While studying for her PhD, Mya and her class mates were experimenting in the university lab, trying to design a more efficient nano wire to charge smart phone batteries. What the group didn’t realise, is that they had created a battery that could last up to 200,000 charges, within a three-month cycle without loosing quality or deterioration.
The group created a thin strip, made of golden nanowire, delicate but an amazing conductor of electrodes. The nanowire was then wrapped in an electrolyte gel, designed for protection, resulting in a durable and seemingly powerful battery. “Usually these batteries decline rapidly after only five or six thousand cycles, seven thousand at the most,” according to Reginald Penner, leader of the chemistry faculty of the University of California.
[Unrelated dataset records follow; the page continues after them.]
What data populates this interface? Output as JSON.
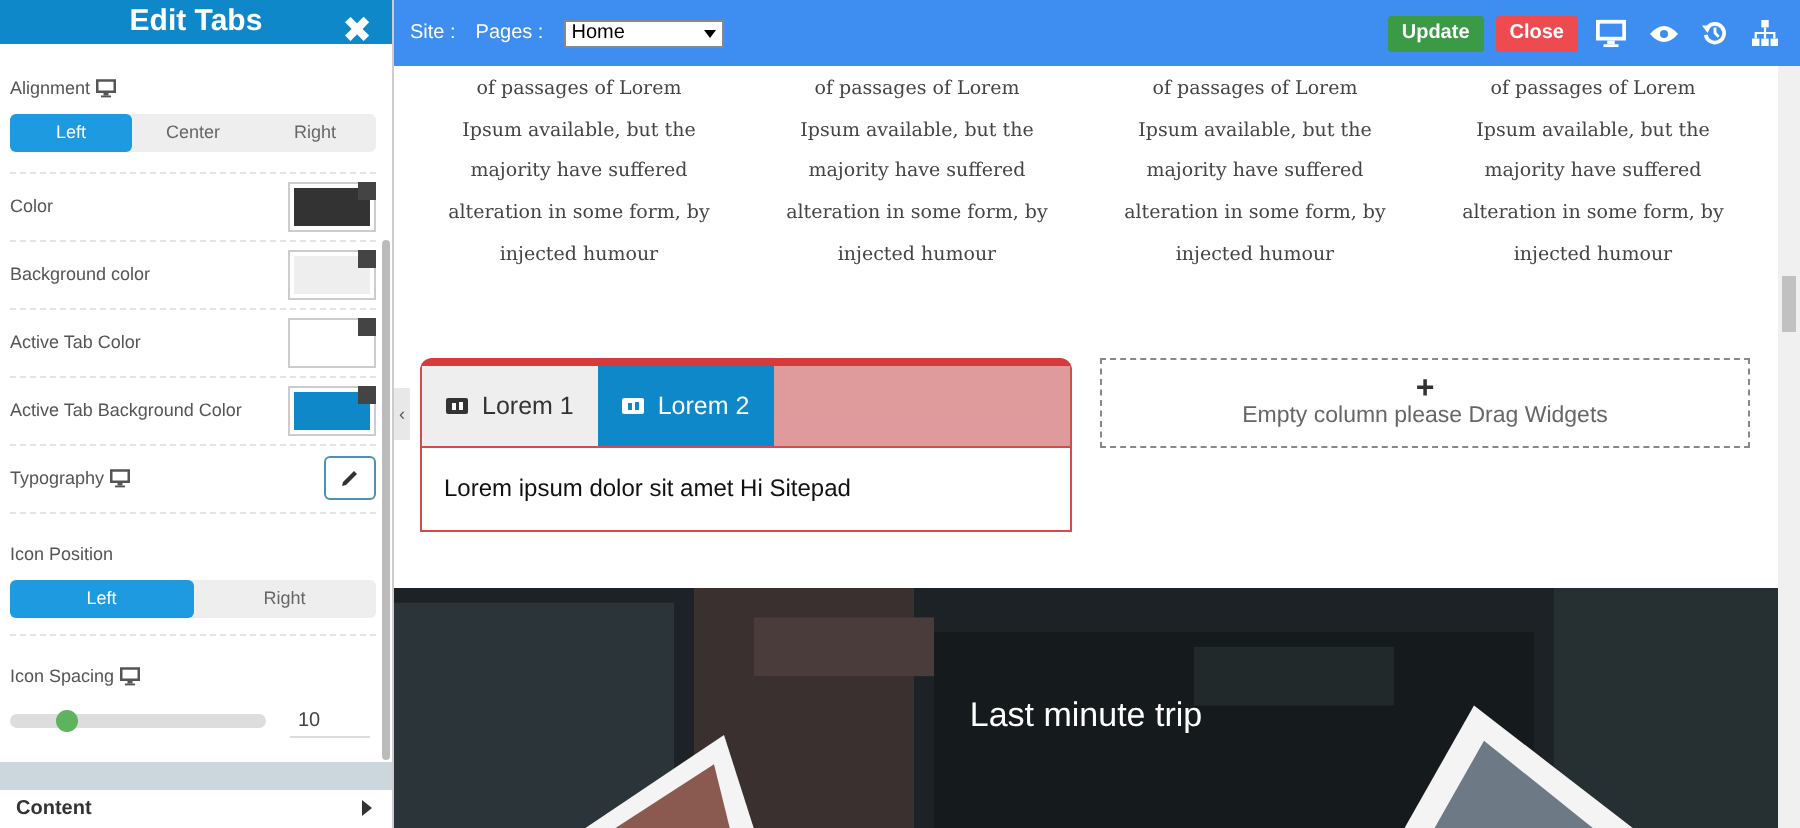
{
  "panel": {
    "title": "Edit Tabs",
    "close": "✖",
    "alignment": {
      "label": "Alignment",
      "options": [
        {
          "label": "Left",
          "selected": true
        },
        {
          "label": "Center",
          "selected": false
        },
        {
          "label": "Right",
          "selected": false
        }
      ]
    },
    "colors": [
      {
        "label": "Color",
        "color": "#333333"
      },
      {
        "label": "Background color",
        "color": "#eeeeee"
      },
      {
        "label": "Active Tab Color",
        "color": "#ffffff"
      },
      {
        "label": "Active Tab Background Color",
        "color": "#0e88c8"
      }
    ],
    "typography": {
      "label": "Typography"
    },
    "icon_position": {
      "label": "Icon Position",
      "options": [
        {
          "label": "Left",
          "selected": true
        },
        {
          "label": "Right",
          "selected": false
        }
      ]
    },
    "icon_spacing": {
      "label": "Icon Spacing",
      "level": 0.22,
      "value": "10"
    },
    "content_section": {
      "label": "Content",
      "expanded": false
    }
  },
  "toolbar": {
    "site_label": "Site :",
    "pages_label": "Pages :",
    "page": "Home",
    "update": "Update",
    "close": "Close"
  },
  "columns": [
    [
      "of passages of Lorem",
      "Ipsum available, but the",
      "majority have suffered",
      "alteration in some form, by",
      "injected humour"
    ],
    [
      "of passages of Lorem",
      "Ipsum available, but the",
      "majority have suffered",
      "alteration in some form, by",
      "injected humour"
    ],
    [
      "of passages of Lorem",
      "Ipsum available, but the",
      "majority have suffered",
      "alteration in some form, by",
      "injected humour"
    ],
    [
      "of passages of Lorem",
      "Ipsum available, but the",
      "majority have suffered",
      "alteration in some form, by",
      "injected humour"
    ]
  ],
  "tabs_widget": {
    "tabs": [
      {
        "label": "Lorem 1",
        "selected": false
      },
      {
        "label": "Lorem 2",
        "selected": true
      }
    ],
    "content": "Lorem ipsum dolor sit amet Hi Sitepad"
  },
  "empty_column": {
    "plus": "+",
    "text": "Empty column please Drag Widgets"
  },
  "collapse": "‹",
  "banner": {
    "kind": "picture",
    "title": "Last minute trip"
  }
}
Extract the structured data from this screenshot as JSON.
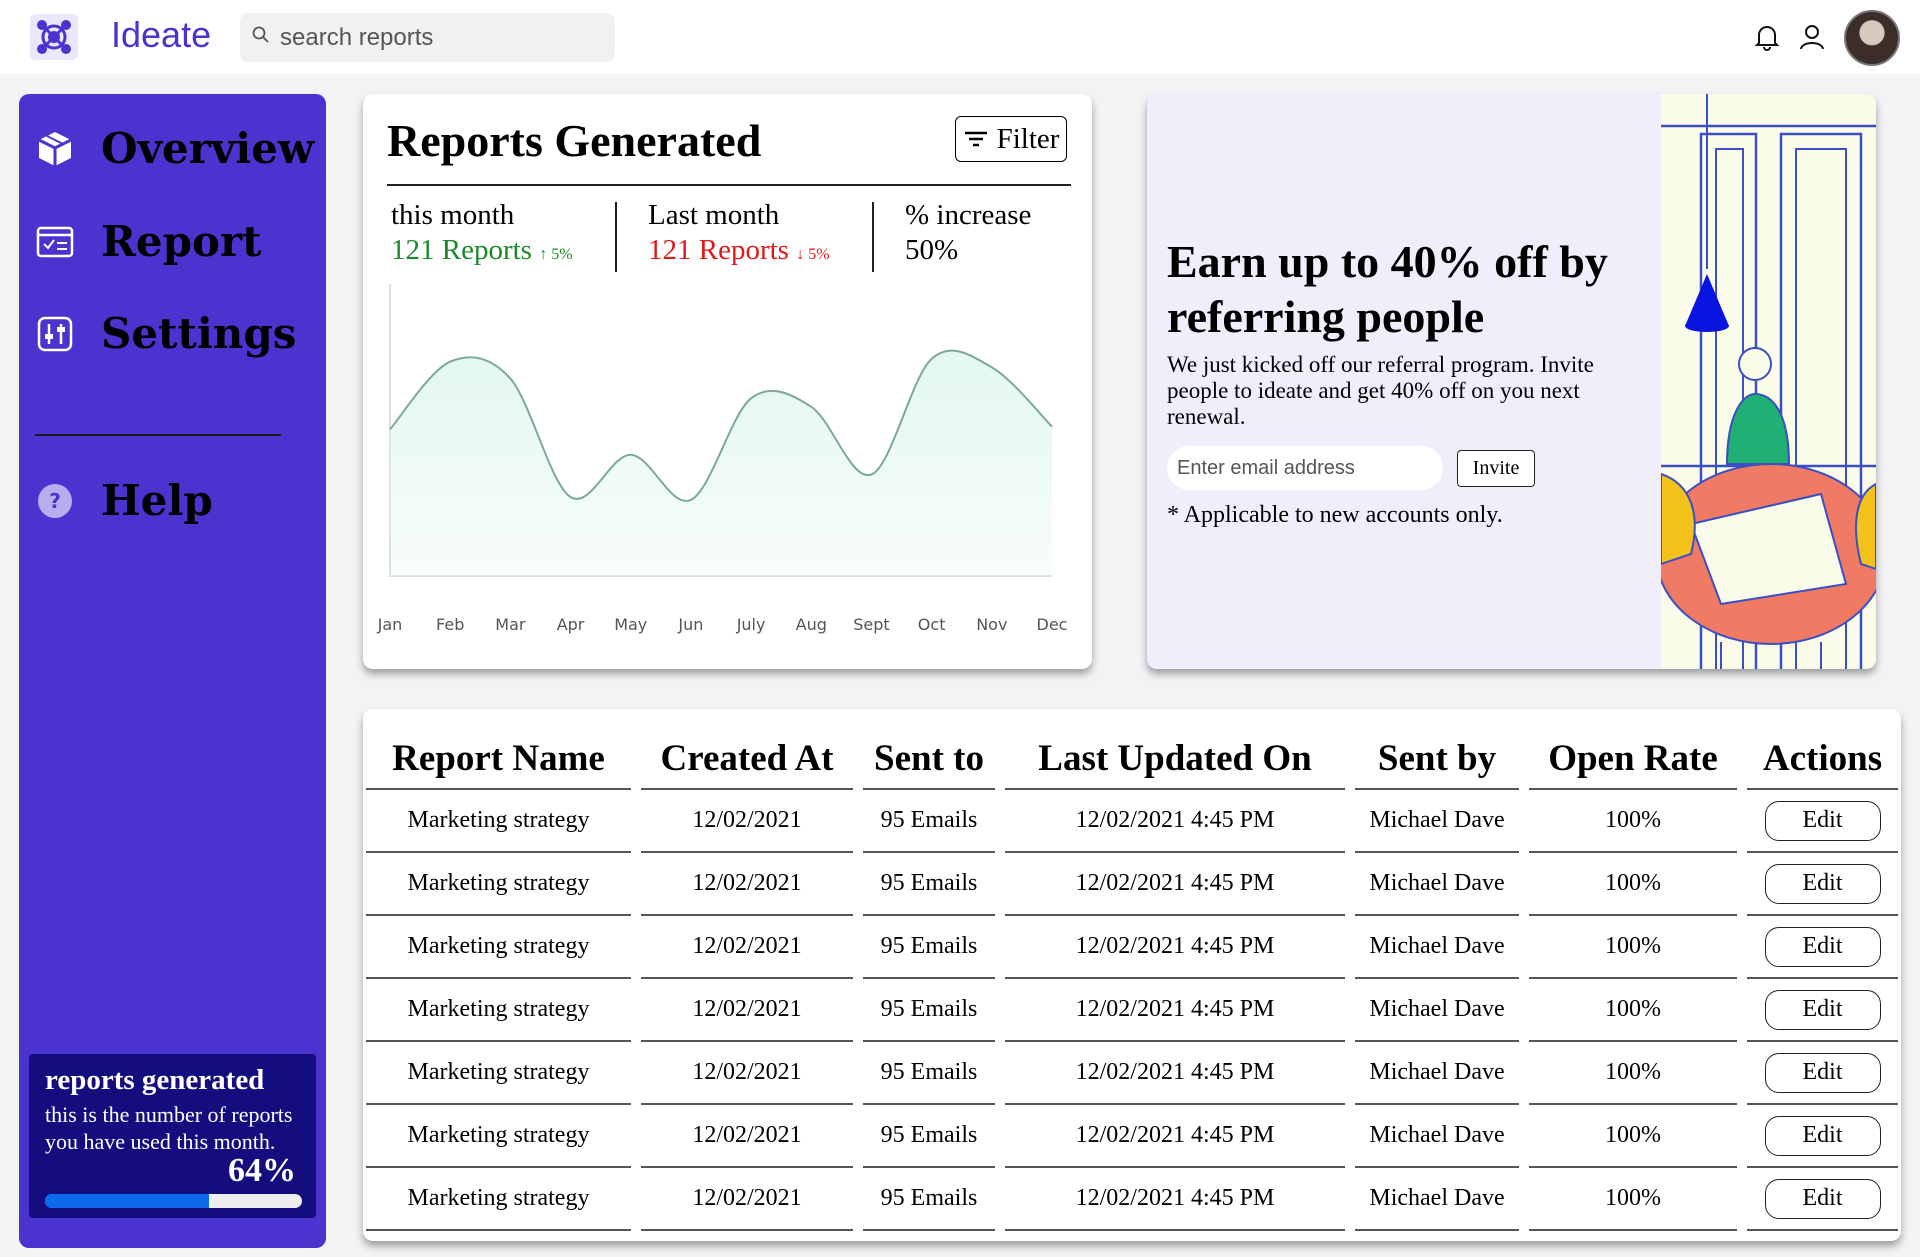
{
  "app": {
    "name": "Ideate",
    "logo_icon": "atom-logo-icon",
    "brand_color": "#4a33cf"
  },
  "search": {
    "placeholder": "search reports",
    "icon": "search-icon"
  },
  "header_icons": [
    "bell-icon",
    "user-icon",
    "avatar"
  ],
  "sidebar": {
    "items": [
      {
        "label": "Overview",
        "icon": "cube-icon"
      },
      {
        "label": "Report",
        "icon": "report-icon"
      },
      {
        "label": "Settings",
        "icon": "sliders-icon"
      },
      {
        "label": "Help",
        "icon": "help-icon"
      }
    ],
    "usage": {
      "title": "reports generated",
      "description": "this is the number of reports you have used this month.",
      "percent_label": "64%",
      "percent": 64
    }
  },
  "reports_card": {
    "title": "Reports Generated",
    "filter_label": "Filter",
    "stats": [
      {
        "label": "this month",
        "value": "121 Reports",
        "delta": "↑ 5%",
        "trend": "up"
      },
      {
        "label": "Last month",
        "value": "121 Reports",
        "delta": "↓ 5%",
        "trend": "down"
      },
      {
        "label": "% increase",
        "value": "50%"
      }
    ]
  },
  "chart_data": {
    "type": "area",
    "categories": [
      "Jan",
      "Feb",
      "Mar",
      "Apr",
      "May",
      "Jun",
      "July",
      "Aug",
      "Sept",
      "Oct",
      "Nov",
      "Dec"
    ],
    "values": [
      52,
      76,
      70,
      28,
      43,
      27,
      63,
      60,
      36,
      77,
      74,
      53
    ],
    "ylim": [
      0,
      100
    ],
    "line_color": "#7aa995",
    "fill_color": "#e3f7f1",
    "grid": false,
    "title": "",
    "xlabel": "",
    "ylabel": ""
  },
  "promo": {
    "title": "Earn up to 40% off by referring people",
    "body": "We just kicked off our referral program. Invite people to ideate and get 40% off on you next renewal.",
    "email_placeholder": "Enter email address",
    "invite_label": "Invite",
    "note": "* Applicable to new accounts only.",
    "illustration": "people-at-table-illustration"
  },
  "table": {
    "headers": [
      "Report Name",
      "Created At",
      "Sent to",
      "Last Updated On",
      "Sent by",
      "Open Rate",
      "Actions"
    ],
    "rows": [
      [
        "Marketing strategy",
        "12/02/2021",
        "95 Emails",
        "12/02/2021 4:45 PM",
        "Michael Dave",
        "100%",
        "Edit"
      ],
      [
        "Marketing strategy",
        "12/02/2021",
        "95 Emails",
        "12/02/2021 4:45 PM",
        "Michael Dave",
        "100%",
        "Edit"
      ],
      [
        "Marketing strategy",
        "12/02/2021",
        "95 Emails",
        "12/02/2021 4:45 PM",
        "Michael Dave",
        "100%",
        "Edit"
      ],
      [
        "Marketing strategy",
        "12/02/2021",
        "95 Emails",
        "12/02/2021 4:45 PM",
        "Michael Dave",
        "100%",
        "Edit"
      ],
      [
        "Marketing strategy",
        "12/02/2021",
        "95 Emails",
        "12/02/2021 4:45 PM",
        "Michael Dave",
        "100%",
        "Edit"
      ],
      [
        "Marketing strategy",
        "12/02/2021",
        "95 Emails",
        "12/02/2021 4:45 PM",
        "Michael Dave",
        "100%",
        "Edit"
      ],
      [
        "Marketing strategy",
        "12/02/2021",
        "95 Emails",
        "12/02/2021 4:45 PM",
        "Michael Dave",
        "100%",
        "Edit"
      ]
    ]
  }
}
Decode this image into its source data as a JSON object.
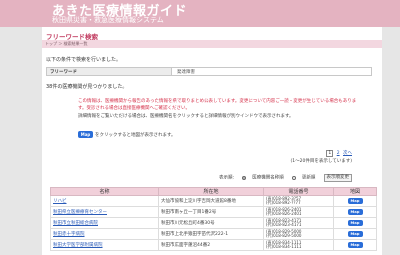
{
  "header": {
    "title": "あきた医療情報ガイド",
    "subtitle": "秋田県災害・救急医療情報システム"
  },
  "section": {
    "title": "フリーワード検索",
    "breadcrumb": "トップ ＞ 検索結果一覧"
  },
  "conditions": {
    "intro": "以下の条件で検索を行いました。",
    "label": "フリーワード",
    "value": "発達障害"
  },
  "results_info": {
    "count_text": "38件の医療機関が見つかりました。",
    "notice_red": "この情報は、医療機関から報告のあった情報を県で取りまとめ公表しています。変更について内容ご一読・変更が生じている場合もあります。受診される場合は直接医療機関へご確認ください。",
    "notice_detail": "詳細情報をご覧いただける場合は、医療機関名をクリックすると詳細情報が別ウインドウで表示されます。",
    "map_button": "Map",
    "map_hint": "をクリックすると地図が表示されます。"
  },
  "pager": {
    "current": "1",
    "pages": [
      "2",
      "次へ"
    ],
    "range": "(1～20件目を表示しています)"
  },
  "order": {
    "label": "表示順:",
    "options": [
      "医療機関名称順",
      "更新順"
    ],
    "selected": "医療機関名称順",
    "button": "表示順変更"
  },
  "table": {
    "headers": [
      "名称",
      "所在地",
      "電話番号",
      "地図"
    ],
    "rows": [
      {
        "name": "リハビ",
        "address": "大仙市協和上淀川字吉岡大道館8番地",
        "tel1": "(直)018-892-3?57",
        "tel2": "(代)018-892-??77",
        "map": "Map"
      },
      {
        "name": "秋田県立医療療育センター",
        "address": "秋田市南ヶ丘一丁目1番2号",
        "tel1": "(直)018-826-2401",
        "tel2": "(代)018-826-2401",
        "map": "Map"
      },
      {
        "name": "秋田市立秋田総合病院",
        "address": "秋田市川元松丘町4番30号",
        "tel1": "(直)018-823-4171",
        "tel2": "(代)018-823-4171",
        "map": "Map"
      },
      {
        "name": "秋田赤十字病院",
        "address": "秋田市上北手猿田字苗代沢222-1",
        "tel1": "(直)018-829-5000",
        "tel2": "(代)018-829-5000",
        "map": "Map"
      },
      {
        "name": "秋田大学医学部附属病院",
        "address": "秋田市広面字蓮沼44番2",
        "tel1": "(直)018-834-1111",
        "tel2": "(代)018-834-1111",
        "map": "Map"
      }
    ]
  }
}
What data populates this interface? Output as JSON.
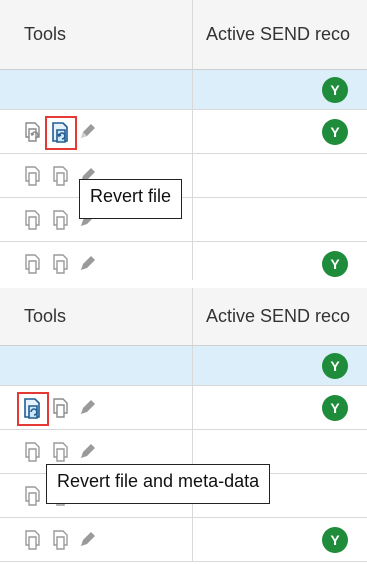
{
  "panels": [
    {
      "header": {
        "tools": "Tools",
        "active": "Active SEND reco"
      },
      "filter_badge": "Y",
      "rows": [
        {
          "badge": "Y",
          "highlight": "revert"
        },
        {
          "badge": ""
        },
        {
          "badge": ""
        },
        {
          "badge": "Y"
        }
      ],
      "tooltip": "Revert file"
    },
    {
      "header": {
        "tools": "Tools",
        "active": "Active SEND reco"
      },
      "filter_badge": "Y",
      "rows": [
        {
          "badge": "Y",
          "highlight": "revert-meta"
        },
        {
          "badge": ""
        },
        {
          "badge": ""
        },
        {
          "badge": "Y"
        }
      ],
      "tooltip": "Revert file and meta-data"
    }
  ],
  "colors": {
    "badge": "#1e8c3a",
    "highlight": "#e53935",
    "filter_row": "#dceefa"
  }
}
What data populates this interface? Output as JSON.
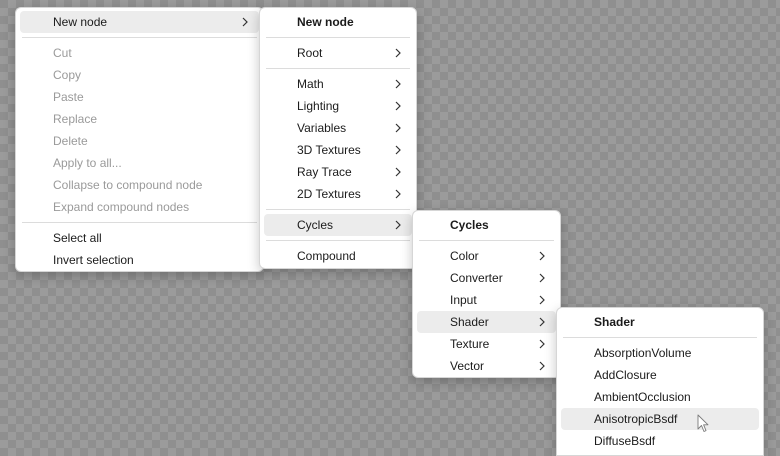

This seems to be the answer to our #firstworldproblems. The production of the battery would mean no cable charging and less electricity consumption, for businesses this would also mean a decrease in production costs. Unfortunately, as gold is an expensive and not easily accessible in a pure form, the battery would be highly expensive. The team at The University of California have said that they will work towards a cheaper alternative, so sit tight and this may be a reality in the near future. Until then, leave your phone on charge for the news.